Entries from a dataset of interfaces:

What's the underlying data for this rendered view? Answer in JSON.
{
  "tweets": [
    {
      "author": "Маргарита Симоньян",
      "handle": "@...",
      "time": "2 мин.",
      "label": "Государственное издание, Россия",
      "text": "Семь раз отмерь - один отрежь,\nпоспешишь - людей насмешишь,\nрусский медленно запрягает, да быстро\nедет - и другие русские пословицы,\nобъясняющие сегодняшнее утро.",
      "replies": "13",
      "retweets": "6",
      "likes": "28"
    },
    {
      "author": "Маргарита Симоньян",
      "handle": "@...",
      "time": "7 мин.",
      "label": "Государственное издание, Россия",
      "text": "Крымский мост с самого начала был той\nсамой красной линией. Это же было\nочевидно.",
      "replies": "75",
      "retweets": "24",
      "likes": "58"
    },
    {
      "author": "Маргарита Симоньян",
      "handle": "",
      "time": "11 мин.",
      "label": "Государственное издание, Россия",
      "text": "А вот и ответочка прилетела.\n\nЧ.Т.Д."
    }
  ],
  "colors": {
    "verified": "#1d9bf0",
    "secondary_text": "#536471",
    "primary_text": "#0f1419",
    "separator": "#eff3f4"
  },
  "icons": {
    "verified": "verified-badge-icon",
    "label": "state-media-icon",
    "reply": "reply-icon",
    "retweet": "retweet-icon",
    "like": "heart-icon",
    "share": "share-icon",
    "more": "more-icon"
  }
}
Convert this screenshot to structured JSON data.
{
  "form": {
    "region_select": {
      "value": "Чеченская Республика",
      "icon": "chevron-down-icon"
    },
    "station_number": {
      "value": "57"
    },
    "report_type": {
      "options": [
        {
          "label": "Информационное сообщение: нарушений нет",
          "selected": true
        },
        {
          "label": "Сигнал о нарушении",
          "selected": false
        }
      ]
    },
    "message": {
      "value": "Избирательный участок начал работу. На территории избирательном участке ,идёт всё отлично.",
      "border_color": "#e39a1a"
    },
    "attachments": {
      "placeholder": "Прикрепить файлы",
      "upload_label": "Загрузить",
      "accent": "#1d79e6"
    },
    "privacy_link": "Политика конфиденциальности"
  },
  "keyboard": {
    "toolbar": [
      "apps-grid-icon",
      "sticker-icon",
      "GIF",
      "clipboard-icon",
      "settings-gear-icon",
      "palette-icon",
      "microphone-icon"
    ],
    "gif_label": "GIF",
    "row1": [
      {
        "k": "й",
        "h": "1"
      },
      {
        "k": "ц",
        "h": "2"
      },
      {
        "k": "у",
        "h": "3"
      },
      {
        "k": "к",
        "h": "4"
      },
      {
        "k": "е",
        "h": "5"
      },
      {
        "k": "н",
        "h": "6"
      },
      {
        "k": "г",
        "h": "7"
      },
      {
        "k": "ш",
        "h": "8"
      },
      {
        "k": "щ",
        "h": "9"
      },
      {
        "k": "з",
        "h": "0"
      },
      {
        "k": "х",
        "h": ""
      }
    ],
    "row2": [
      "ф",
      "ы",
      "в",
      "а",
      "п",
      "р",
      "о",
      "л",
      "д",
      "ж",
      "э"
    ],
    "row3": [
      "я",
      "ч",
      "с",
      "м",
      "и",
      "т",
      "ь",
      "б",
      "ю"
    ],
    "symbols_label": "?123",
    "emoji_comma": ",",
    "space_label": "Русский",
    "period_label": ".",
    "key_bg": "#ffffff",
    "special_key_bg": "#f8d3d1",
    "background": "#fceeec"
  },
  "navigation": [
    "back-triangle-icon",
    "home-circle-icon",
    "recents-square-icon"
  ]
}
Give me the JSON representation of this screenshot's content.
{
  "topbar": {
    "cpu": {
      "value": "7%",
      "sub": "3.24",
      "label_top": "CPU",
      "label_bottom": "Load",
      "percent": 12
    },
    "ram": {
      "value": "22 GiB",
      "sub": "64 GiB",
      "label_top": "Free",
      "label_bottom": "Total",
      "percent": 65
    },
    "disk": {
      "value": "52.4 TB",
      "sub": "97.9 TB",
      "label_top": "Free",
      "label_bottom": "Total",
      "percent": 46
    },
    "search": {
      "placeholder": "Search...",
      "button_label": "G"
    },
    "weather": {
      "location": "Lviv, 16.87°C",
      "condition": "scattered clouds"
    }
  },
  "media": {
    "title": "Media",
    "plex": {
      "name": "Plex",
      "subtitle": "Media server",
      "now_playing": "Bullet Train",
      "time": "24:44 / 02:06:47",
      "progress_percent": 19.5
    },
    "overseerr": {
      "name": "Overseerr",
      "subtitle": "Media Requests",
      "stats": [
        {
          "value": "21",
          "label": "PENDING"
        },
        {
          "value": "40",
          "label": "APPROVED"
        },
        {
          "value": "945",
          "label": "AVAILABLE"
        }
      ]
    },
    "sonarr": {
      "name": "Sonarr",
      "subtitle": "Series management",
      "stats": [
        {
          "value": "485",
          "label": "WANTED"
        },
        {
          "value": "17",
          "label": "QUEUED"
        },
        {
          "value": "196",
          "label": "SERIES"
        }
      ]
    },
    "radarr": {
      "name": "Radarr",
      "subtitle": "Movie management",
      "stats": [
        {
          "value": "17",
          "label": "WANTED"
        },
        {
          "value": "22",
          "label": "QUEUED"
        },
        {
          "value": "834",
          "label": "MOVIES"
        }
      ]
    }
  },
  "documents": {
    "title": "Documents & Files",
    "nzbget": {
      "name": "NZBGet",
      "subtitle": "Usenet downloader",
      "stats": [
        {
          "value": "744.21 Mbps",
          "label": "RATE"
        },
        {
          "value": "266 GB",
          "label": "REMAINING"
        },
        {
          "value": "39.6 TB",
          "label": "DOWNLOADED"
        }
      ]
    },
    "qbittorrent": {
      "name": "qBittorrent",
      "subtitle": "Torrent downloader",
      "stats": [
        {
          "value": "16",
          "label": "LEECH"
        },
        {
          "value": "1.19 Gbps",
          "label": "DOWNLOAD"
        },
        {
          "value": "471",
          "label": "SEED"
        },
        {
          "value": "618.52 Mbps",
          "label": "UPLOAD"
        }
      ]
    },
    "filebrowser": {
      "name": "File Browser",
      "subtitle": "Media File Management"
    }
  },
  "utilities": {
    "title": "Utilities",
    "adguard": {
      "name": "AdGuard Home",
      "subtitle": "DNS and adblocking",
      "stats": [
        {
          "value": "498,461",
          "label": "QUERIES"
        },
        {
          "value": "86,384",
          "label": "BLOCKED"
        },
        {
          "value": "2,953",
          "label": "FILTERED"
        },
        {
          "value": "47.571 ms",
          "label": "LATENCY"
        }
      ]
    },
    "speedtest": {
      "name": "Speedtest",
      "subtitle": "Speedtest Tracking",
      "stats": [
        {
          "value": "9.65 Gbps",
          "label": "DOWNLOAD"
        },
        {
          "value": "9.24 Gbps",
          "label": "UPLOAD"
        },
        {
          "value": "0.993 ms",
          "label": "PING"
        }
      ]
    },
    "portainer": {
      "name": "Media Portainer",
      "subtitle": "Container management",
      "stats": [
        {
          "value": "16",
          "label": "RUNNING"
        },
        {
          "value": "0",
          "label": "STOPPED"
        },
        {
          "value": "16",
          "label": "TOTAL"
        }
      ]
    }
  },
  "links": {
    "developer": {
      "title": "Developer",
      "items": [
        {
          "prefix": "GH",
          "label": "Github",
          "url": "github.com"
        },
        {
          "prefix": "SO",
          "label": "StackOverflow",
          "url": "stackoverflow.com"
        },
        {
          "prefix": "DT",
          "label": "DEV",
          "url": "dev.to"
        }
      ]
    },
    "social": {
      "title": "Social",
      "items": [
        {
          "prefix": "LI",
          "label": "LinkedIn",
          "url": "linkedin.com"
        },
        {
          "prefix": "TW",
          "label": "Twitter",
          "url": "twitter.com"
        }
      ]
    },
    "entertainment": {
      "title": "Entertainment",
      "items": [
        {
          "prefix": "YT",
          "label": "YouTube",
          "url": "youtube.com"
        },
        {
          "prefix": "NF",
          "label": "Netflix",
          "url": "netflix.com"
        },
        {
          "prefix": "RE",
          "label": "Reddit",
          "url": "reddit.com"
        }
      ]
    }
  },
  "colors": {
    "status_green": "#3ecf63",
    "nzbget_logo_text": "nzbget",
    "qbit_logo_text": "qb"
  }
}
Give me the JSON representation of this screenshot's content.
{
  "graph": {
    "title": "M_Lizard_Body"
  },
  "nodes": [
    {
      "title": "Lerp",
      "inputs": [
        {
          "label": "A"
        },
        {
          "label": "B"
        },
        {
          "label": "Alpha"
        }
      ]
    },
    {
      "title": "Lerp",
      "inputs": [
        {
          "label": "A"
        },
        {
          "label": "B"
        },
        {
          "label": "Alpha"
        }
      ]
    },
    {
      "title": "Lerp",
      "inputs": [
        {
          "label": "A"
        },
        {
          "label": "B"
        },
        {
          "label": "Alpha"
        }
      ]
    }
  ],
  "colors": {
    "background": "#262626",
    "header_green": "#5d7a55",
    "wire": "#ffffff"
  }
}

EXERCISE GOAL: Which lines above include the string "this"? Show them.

REPLY:
What's the underlying data for this rendered view? Answer in JSON.
Convert this screenshot to structured JSON data.
Give me the JSON representation of this screenshot's content.
Give me the JSON representation of this screenshot's content.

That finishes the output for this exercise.